Indians ranked Australia as the second most preferred country to study abroad next to the US, despite a series of "racially motivated" attacks against them in 2009 and 2010, according to a new opinion poll released today.
The poll, conducted by the Lowy Institute and Australia India Institute here, found that 75 per cent respondents who participated believed Australia was a good place to be educated, ranking second only to the United States.
"It reveals that ordinary Indians quite like Australia despite all the trouble that's happened," said the study's co-author and Director of the Lowy Institute, Prof Rory Medcalf.

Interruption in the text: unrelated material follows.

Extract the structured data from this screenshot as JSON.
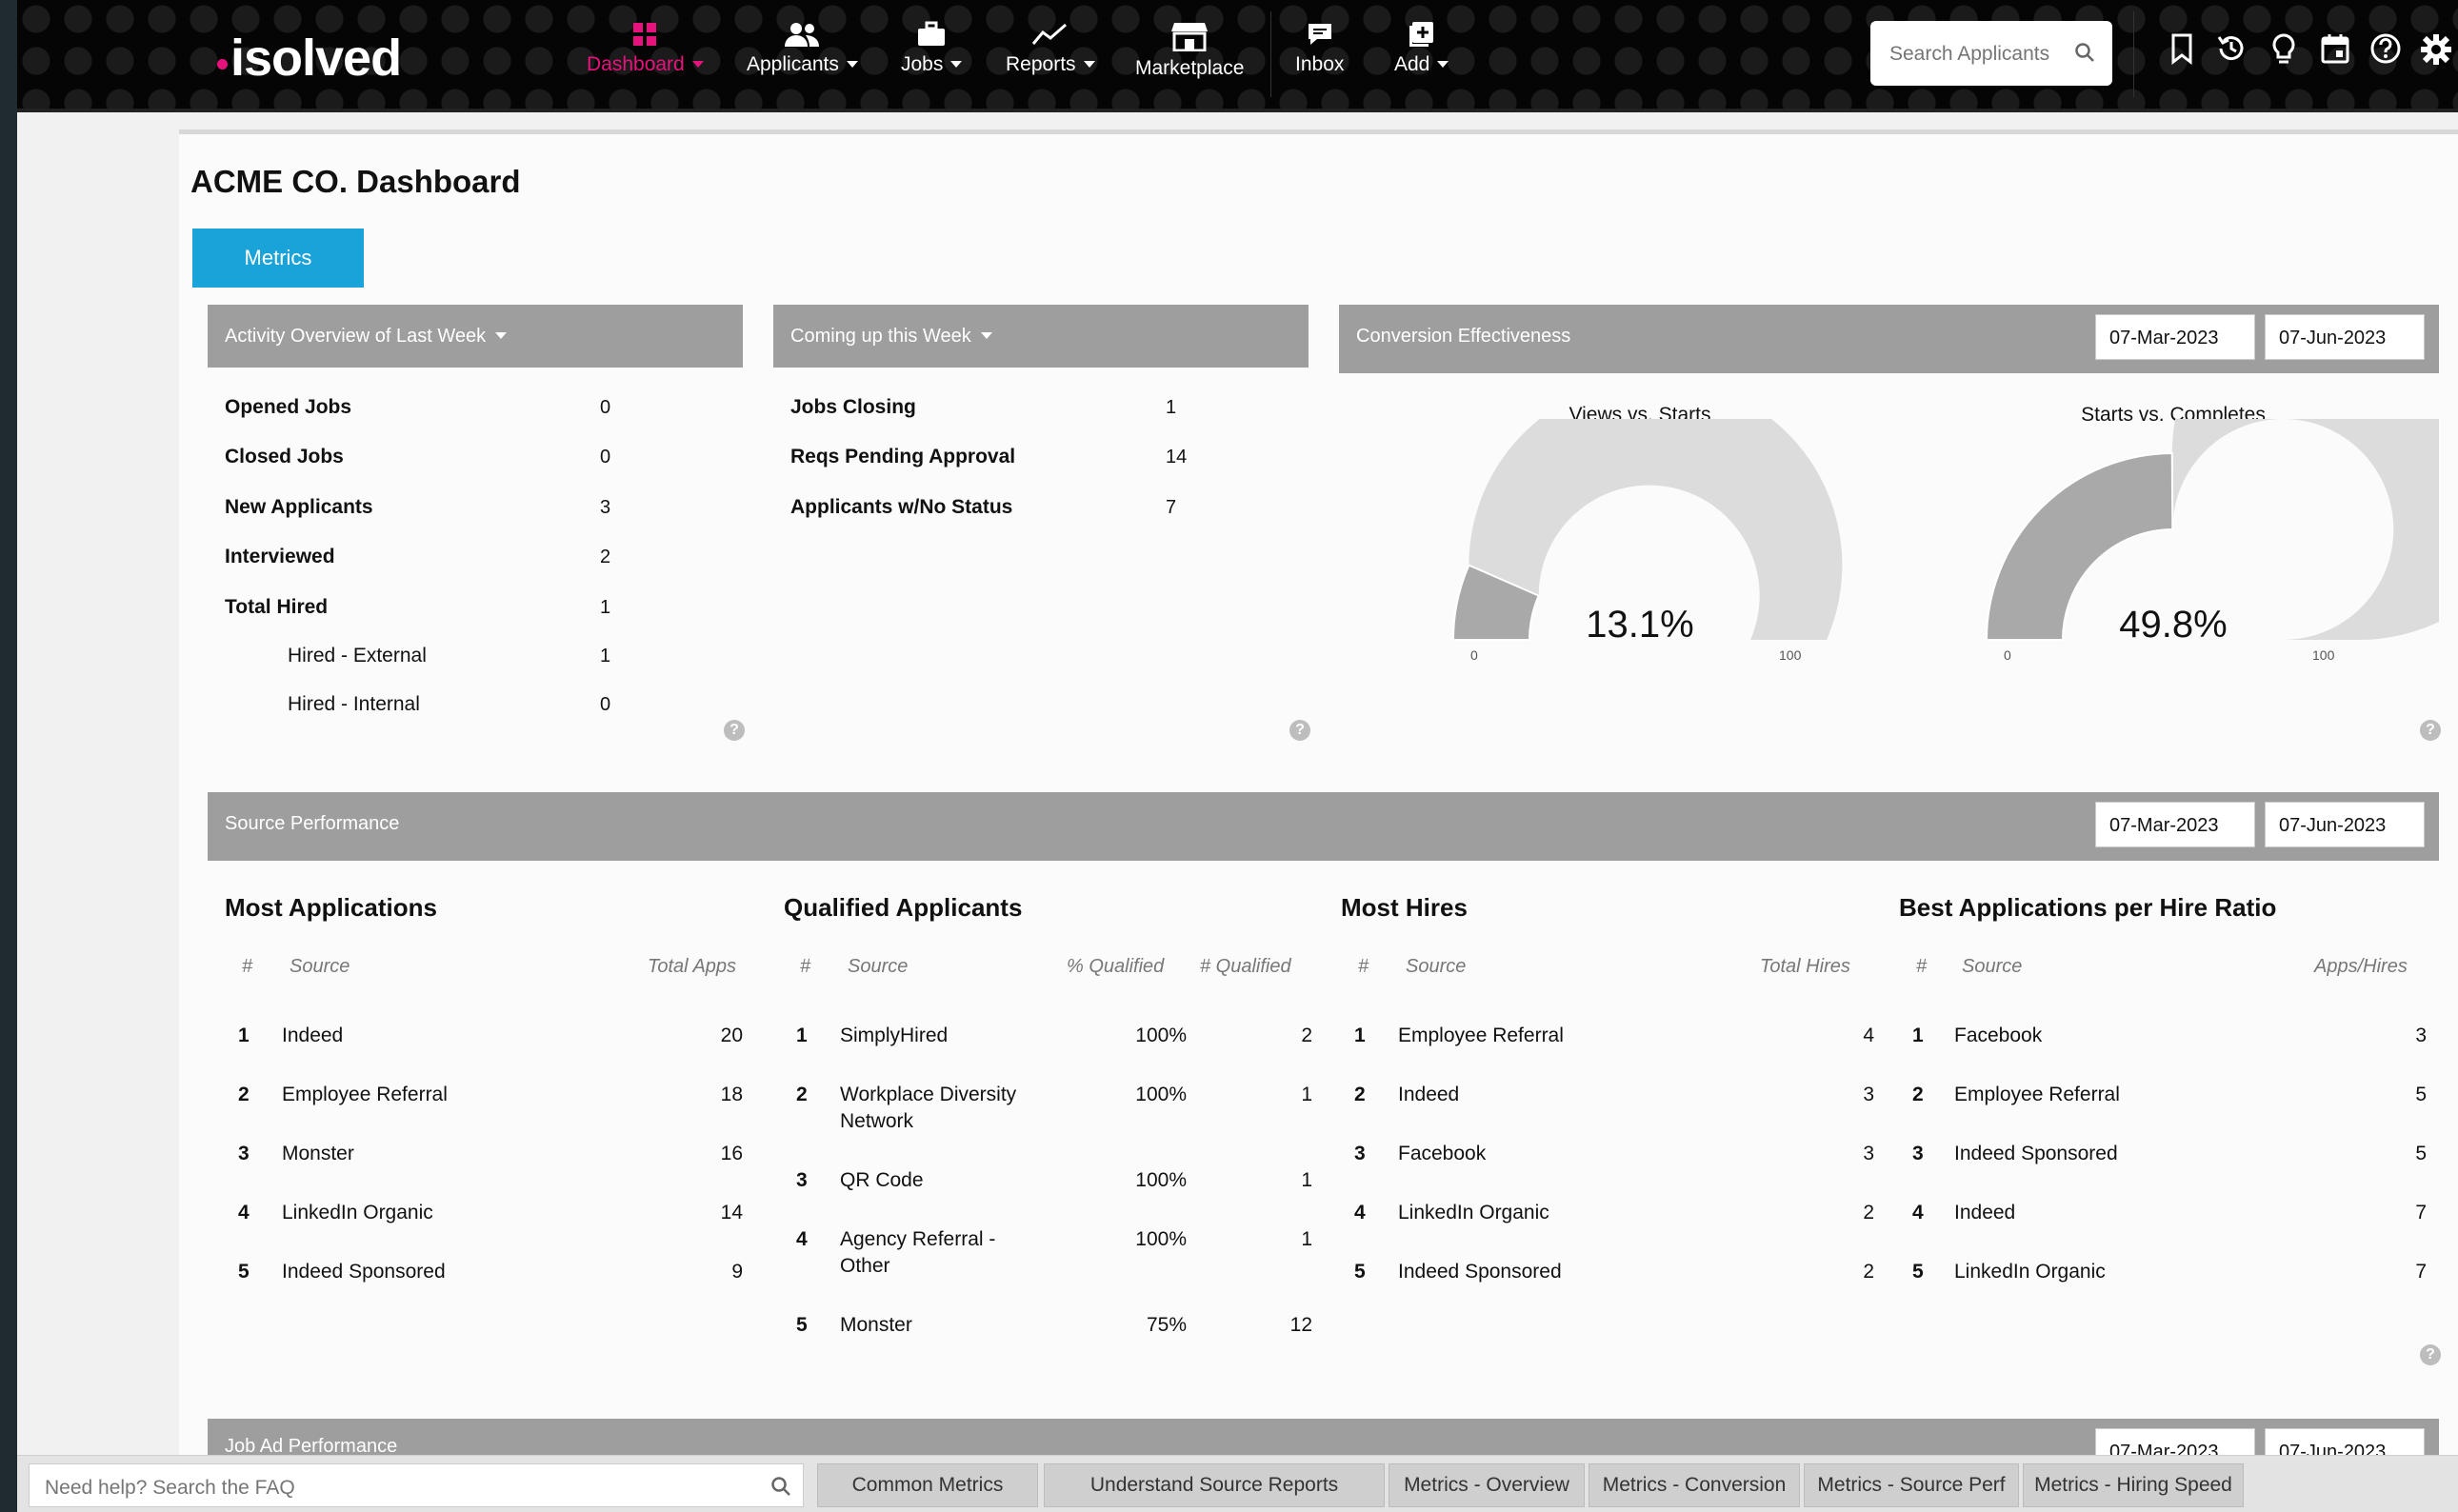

"All the trouble" refers to series of much-publicised attacks on Indian students, studying in Australia, in 2009 and 2010. And these events have still left their mark on Indians' opinions of Australia.

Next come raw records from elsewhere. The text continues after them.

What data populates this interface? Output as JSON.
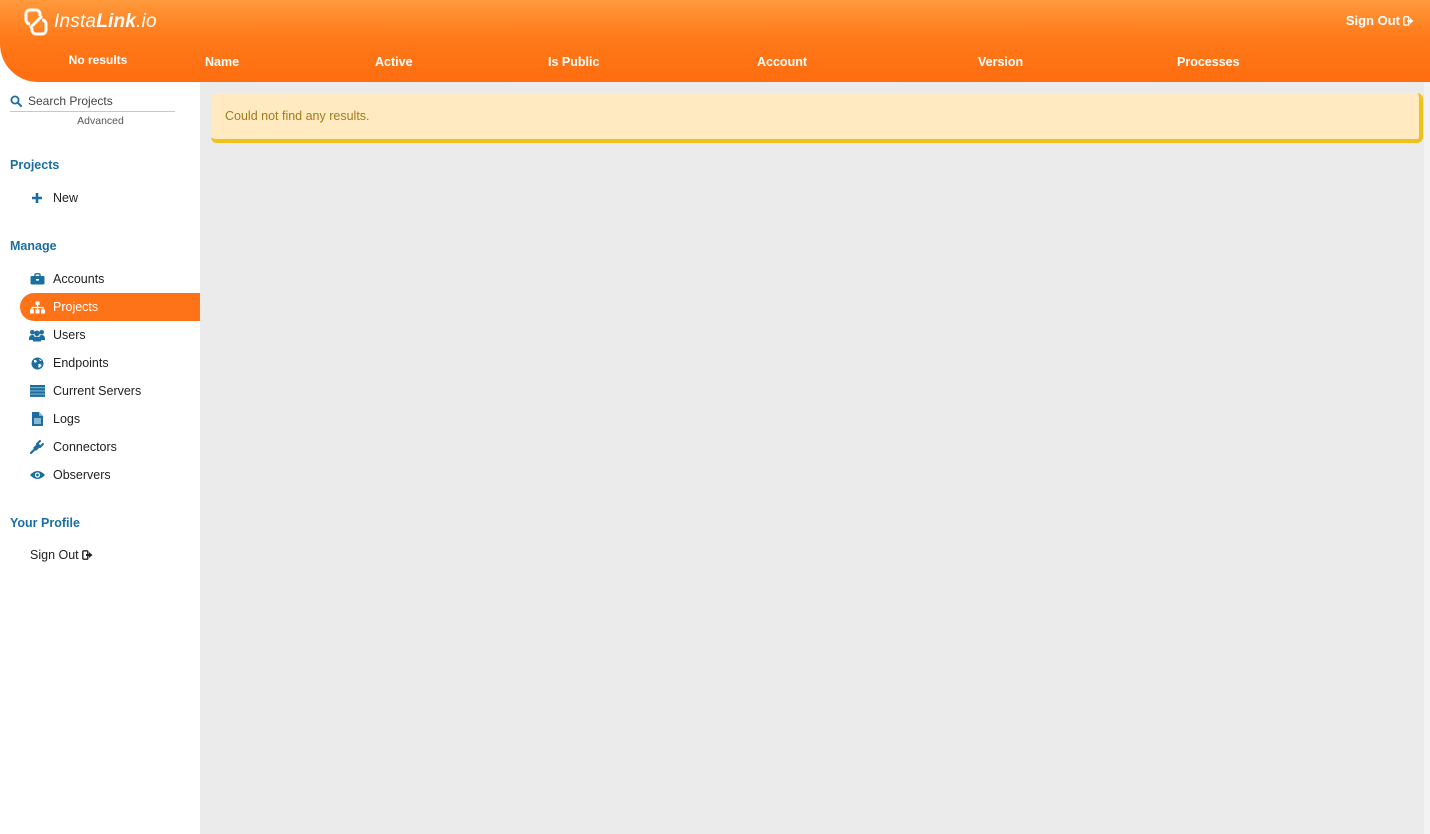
{
  "brand": {
    "name_light": "Insta",
    "name_bold": "Link",
    "name_suffix": ".io"
  },
  "header": {
    "results_label": "No results",
    "sign_out_label": "Sign Out",
    "columns": [
      "Name",
      "Active",
      "Is Public",
      "Account",
      "Version",
      "Processes"
    ]
  },
  "search": {
    "placeholder": "Search Projects",
    "value": "",
    "advanced_label": "Advanced"
  },
  "sidebar": {
    "projects_title": "Projects",
    "projects_items": [
      {
        "label": "New",
        "icon": "plus-icon"
      }
    ],
    "manage_title": "Manage",
    "manage_items": [
      {
        "label": "Accounts",
        "icon": "briefcase-icon"
      },
      {
        "label": "Projects",
        "icon": "sitemap-icon",
        "active": true
      },
      {
        "label": "Users",
        "icon": "users-icon"
      },
      {
        "label": "Endpoints",
        "icon": "globe-icon"
      },
      {
        "label": "Current Servers",
        "icon": "server-icon"
      },
      {
        "label": "Logs",
        "icon": "file-icon"
      },
      {
        "label": "Connectors",
        "icon": "plug-icon"
      },
      {
        "label": "Observers",
        "icon": "eye-icon"
      }
    ],
    "profile_title": "Your Profile",
    "profile_sign_out": "Sign Out"
  },
  "main": {
    "alert_text": "Could not find any results."
  },
  "colors": {
    "header_orange": "#ff7318",
    "accent_blue": "#1a6fa0",
    "alert_bg": "#ffeac2",
    "alert_border": "#f1c21c",
    "alert_text": "#a37b1a"
  }
}
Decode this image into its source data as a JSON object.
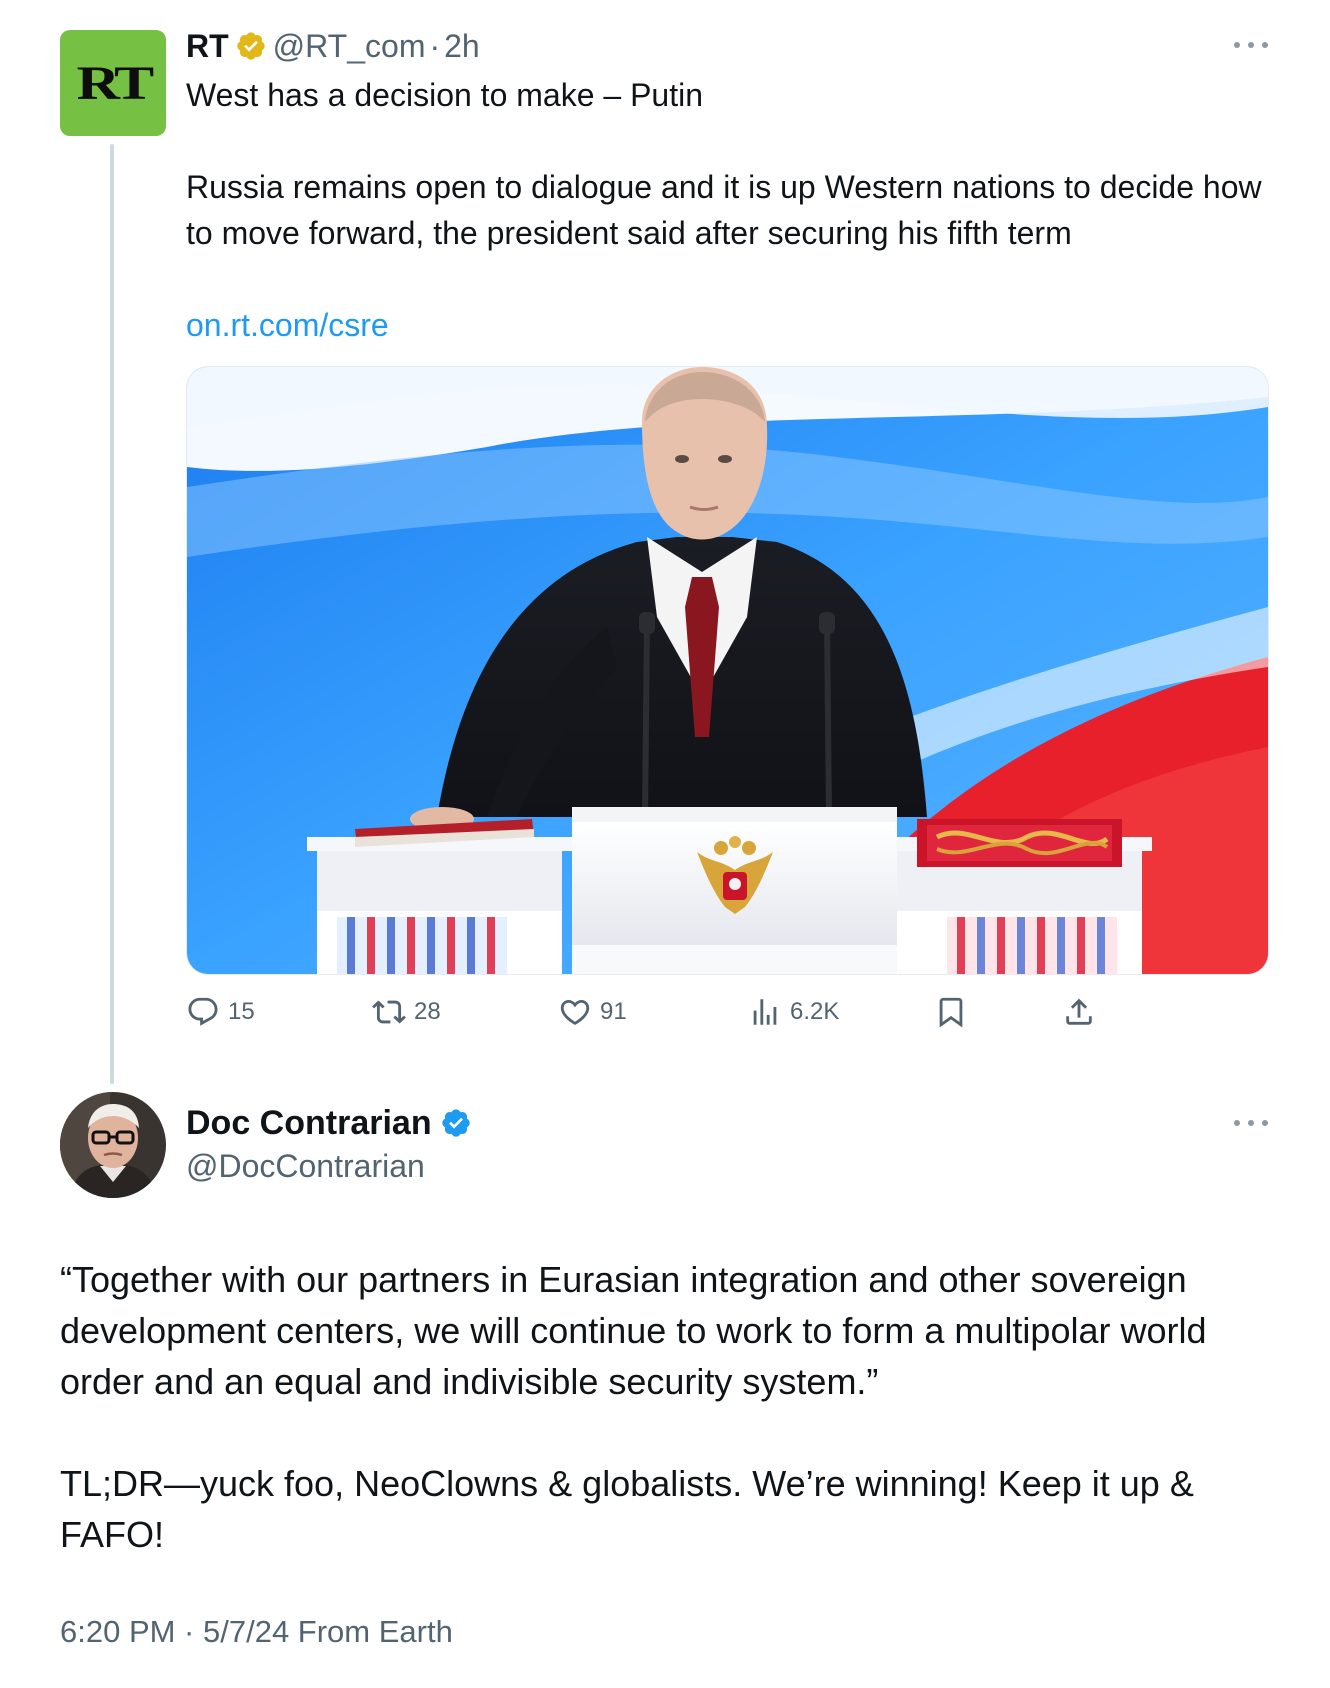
{
  "parent_tweet": {
    "avatar_text": "RT",
    "name": "RT",
    "handle": "@RT_com",
    "separator": "·",
    "time": "2h",
    "headline": "West has a decision to make – Putin",
    "summary": "Russia remains open to dialogue and it is up Western nations to decide how to move forward, the president said after securing his fifth term",
    "link": "on.rt.com/csre",
    "media_icon": "photo-inauguration-podium",
    "actions": {
      "replies": "15",
      "reposts": "28",
      "likes": "91",
      "views": "6.2K"
    }
  },
  "reply_tweet": {
    "name": "Doc Contrarian",
    "handle": "@DocContrarian",
    "quote": "“Together with our partners in Eurasian integration and other sovereign development centers, we will continue to work to form a multipolar world order and an equal and indivisible security system.”",
    "comment": "TL;DR—yuck foo, NeoClowns & globalists. We’re winning! Keep it up & FAFO!",
    "timestamp": "6:20 PM · 5/7/24 From Earth"
  },
  "colors": {
    "text": "#0f1419",
    "secondary": "#536471",
    "link": "#1d9bf0",
    "thread_line": "#cfd9de",
    "rt_green": "#76c043",
    "verified_gold": "#e2b719",
    "verified_blue": "#1d9bf0"
  }
}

The poll found 62 per cent of Indians still considered Australia a dangerous place for students, and 61 per cent also felt the attacks were racially motivated.
A further 60 per cent of the 1233 adult respondents said they would like India's government and society to be more like Australia's.
Overall, Indians ranked Australia among the top four countries they felt closest to, with the United States, Japan and Singapore taking out the top three.
Education, democracy and cricket are important foundations for Indian-Australian relations, the poll showed.
"There's still some fragility in the relationship and if there was another crisis it wouldn't take much to raise these ghosts about racism and danger," Medcalf said adding the main difference between Australia-India relations now, compared to five years ago, is that "champions of the relationship" have emerged.
The poll also found Indians wouldn't be nearly as interested in Australia if it weren't for the countries' mutual love of cricket.
"It shows the Australian cricket team is still good for one thing, and that is projecting a positive image of Australia in India," he said.
The report found Australia was well-liked in India with Indians holding relatively warm feelings towards Australia (56 degrees on a scale of 0 to 100), which ranks fourth after the US (62), Singapore (58) and Japan (57) out of 22 countries in the survey.
Welcoming the findings, AII director Amitabh Mattoo said, "The Australia-India relationship is an idea whose time has come. This poll confirms that Indian perceptions of Australia are improving, but more work is needed to build and secure this vital relationship."